In preparation for the procedure, Wilson arrived in Halifax last week and underwent blood work, checkups and chemotherapy while he has also begun taking anti-rejection drugs.
Wilson knows this transplant won’t be as easy as the last one and there’s a greater risk of rejection since the last time his own bone marrow was injected. He also knows that there’s a one-in-three chance the transplant won’t work.
“Having gone through this before I sort of know what to expect, but the downside of this is there’s a higher risk. The first time it was my own cells so there was no possibility of the body rejecting it,” he said. “This time it’s much more complicated and the fact I’ve had the procedure before makes it even more complicated.”
Wilson said he’s maintaining a positive attitude about Thursday, adding if the operation is successful there’s a 70 per cent chance the cancer will be gone.
The manager of Amherst’s Doolys lounge will be in Halifax until mid-January at the earliest and will celebrate Christmas with family in the city.
“There’ll be no Christmas in Amherst for me. I have to go to the hospital for checkups every day,” he said. “Some of my family is going to pack up and bring Christmas to me in Halifax.”
Wilson began a public awareness campaign over the summer when he discovered his cancer had returned after being in remission for 18 months. Turning to social media, Wilson urged people to consider being a stem cell donor and while he hoped the campaign would find his match, he also wanted to increase the number of people on the registry.
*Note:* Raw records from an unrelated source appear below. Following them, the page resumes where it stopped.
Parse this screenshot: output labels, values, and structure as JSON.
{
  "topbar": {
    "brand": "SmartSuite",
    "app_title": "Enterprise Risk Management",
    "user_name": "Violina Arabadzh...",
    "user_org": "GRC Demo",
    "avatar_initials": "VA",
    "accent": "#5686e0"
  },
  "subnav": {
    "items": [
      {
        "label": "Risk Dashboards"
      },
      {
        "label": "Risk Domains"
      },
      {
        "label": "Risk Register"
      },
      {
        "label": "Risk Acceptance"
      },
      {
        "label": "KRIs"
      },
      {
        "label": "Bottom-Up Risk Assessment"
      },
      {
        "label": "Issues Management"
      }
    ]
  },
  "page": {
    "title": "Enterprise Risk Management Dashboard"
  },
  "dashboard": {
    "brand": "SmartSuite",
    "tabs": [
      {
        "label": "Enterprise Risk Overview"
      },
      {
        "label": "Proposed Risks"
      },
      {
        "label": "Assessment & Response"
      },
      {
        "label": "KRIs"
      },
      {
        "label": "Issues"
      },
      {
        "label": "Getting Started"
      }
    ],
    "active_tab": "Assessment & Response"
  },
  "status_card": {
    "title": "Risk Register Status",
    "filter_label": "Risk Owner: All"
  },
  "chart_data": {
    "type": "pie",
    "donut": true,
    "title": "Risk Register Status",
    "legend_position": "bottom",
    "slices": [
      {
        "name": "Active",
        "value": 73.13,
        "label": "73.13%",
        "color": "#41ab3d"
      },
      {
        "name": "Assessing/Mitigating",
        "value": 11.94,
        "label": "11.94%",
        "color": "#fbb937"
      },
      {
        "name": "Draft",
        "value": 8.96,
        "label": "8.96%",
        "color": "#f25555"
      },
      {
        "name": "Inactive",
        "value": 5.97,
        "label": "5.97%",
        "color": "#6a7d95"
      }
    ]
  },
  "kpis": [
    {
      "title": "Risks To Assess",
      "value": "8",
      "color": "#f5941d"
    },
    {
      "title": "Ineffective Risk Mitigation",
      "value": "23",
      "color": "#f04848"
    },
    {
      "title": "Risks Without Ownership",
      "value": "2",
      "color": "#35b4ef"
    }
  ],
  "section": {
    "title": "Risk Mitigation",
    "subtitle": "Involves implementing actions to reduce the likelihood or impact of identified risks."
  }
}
Officials from One Match Canada came to Amherst in September to collect samples from more than 300 people while many more people registered for swabs online.